If a line in the listing carries the word "start", return a copy of that line.
::: Material to process
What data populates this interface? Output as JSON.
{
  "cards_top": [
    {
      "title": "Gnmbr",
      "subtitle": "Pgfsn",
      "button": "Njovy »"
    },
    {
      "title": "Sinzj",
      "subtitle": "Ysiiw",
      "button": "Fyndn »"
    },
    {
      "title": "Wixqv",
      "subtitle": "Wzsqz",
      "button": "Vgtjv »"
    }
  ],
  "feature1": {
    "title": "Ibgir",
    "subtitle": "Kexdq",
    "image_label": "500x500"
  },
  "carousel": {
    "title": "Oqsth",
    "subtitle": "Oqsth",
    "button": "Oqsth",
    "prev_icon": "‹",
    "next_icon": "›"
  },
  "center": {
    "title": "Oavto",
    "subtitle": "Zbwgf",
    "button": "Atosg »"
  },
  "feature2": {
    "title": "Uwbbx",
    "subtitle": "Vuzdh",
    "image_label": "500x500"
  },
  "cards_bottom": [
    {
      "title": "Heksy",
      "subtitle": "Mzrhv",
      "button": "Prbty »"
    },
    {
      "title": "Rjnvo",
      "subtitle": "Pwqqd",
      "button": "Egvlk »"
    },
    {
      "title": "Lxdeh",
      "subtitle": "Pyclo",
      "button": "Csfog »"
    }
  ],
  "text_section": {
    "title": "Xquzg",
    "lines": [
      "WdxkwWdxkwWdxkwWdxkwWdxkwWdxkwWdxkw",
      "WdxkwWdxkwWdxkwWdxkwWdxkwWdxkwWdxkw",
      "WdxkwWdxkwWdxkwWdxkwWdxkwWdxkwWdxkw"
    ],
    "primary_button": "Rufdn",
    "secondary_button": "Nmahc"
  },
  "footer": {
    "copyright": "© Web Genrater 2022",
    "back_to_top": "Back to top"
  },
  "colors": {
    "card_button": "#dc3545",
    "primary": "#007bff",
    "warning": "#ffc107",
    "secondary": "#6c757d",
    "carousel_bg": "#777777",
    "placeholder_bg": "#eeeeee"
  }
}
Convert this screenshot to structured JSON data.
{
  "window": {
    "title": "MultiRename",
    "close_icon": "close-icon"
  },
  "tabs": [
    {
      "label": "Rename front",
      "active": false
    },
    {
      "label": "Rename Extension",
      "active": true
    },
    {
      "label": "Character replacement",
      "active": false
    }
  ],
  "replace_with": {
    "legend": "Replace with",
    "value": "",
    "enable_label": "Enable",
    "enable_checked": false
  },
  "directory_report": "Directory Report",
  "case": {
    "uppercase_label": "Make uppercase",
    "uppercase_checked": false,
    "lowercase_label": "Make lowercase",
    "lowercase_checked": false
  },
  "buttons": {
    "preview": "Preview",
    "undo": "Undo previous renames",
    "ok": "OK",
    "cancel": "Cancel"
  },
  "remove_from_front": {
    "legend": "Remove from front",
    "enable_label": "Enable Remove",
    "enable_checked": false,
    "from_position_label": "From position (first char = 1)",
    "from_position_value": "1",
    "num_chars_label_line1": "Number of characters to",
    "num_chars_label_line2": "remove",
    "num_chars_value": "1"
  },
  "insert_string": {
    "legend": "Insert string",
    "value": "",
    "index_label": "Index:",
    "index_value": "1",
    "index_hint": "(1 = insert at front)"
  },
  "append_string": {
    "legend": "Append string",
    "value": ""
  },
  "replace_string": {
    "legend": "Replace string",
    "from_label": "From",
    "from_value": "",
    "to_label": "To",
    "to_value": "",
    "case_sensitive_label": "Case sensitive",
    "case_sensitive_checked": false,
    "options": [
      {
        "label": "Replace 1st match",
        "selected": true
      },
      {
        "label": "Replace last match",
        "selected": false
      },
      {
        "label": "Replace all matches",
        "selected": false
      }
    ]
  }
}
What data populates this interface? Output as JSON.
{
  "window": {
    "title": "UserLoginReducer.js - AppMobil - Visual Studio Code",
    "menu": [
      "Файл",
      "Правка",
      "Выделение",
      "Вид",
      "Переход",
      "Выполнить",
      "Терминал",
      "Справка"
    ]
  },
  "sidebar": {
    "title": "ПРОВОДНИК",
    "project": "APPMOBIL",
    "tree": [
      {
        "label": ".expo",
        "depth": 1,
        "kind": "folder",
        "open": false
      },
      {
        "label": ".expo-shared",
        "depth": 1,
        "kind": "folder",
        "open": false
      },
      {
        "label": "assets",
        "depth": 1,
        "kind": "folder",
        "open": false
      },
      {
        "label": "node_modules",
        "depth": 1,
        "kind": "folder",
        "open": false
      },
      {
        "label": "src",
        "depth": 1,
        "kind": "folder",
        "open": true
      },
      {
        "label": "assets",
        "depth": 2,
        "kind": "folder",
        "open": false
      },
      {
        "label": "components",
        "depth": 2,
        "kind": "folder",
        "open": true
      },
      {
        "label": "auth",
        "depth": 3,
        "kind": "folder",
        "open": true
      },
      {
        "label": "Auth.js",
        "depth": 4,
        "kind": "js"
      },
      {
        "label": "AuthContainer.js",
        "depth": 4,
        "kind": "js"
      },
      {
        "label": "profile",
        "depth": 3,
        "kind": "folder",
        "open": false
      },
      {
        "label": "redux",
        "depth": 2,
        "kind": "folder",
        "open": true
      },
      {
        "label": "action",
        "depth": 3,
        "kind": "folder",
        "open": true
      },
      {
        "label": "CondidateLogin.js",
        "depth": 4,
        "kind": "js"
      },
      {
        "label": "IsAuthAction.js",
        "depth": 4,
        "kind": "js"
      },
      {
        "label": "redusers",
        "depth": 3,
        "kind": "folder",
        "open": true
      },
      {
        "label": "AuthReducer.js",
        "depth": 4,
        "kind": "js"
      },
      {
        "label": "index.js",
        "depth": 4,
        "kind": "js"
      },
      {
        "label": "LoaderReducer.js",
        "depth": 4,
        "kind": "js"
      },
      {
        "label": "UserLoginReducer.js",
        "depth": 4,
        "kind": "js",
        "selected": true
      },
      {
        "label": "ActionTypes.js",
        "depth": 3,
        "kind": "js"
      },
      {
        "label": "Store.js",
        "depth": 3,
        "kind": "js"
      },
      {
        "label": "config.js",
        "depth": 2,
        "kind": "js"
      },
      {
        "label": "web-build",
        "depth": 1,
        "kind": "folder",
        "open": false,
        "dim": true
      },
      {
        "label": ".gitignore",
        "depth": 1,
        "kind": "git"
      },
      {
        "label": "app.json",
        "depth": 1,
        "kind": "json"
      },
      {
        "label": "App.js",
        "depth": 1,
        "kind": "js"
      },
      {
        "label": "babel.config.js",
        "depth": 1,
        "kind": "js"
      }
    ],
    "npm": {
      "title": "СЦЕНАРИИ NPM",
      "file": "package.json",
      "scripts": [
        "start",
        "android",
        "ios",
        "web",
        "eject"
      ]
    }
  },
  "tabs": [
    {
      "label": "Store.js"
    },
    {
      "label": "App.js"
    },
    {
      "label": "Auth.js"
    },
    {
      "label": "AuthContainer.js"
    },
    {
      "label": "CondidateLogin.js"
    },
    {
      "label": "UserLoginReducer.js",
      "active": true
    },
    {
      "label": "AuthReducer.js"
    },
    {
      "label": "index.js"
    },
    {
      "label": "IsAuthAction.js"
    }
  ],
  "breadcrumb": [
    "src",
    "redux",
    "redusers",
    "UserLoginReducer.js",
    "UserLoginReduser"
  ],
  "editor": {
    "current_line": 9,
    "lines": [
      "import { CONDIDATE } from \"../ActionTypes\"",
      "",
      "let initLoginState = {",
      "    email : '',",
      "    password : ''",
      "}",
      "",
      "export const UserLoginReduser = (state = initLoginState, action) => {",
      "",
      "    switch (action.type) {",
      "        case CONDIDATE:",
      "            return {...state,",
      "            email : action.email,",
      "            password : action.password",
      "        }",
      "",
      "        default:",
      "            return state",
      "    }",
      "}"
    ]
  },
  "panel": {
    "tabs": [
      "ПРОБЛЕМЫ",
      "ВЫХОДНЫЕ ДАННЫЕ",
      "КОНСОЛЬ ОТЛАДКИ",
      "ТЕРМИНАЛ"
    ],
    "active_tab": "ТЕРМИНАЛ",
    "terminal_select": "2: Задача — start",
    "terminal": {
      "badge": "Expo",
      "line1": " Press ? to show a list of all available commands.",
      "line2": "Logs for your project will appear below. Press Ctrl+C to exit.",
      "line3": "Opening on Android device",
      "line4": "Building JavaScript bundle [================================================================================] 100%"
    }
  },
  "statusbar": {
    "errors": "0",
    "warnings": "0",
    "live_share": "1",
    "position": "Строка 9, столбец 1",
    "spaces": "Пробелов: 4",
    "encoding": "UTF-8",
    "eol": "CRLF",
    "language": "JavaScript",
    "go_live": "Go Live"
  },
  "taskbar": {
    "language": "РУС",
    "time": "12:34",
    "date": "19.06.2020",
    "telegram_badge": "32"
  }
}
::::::
• _Response to the exercise_:
        "start",
    "terminal_select": "2: Задача — start",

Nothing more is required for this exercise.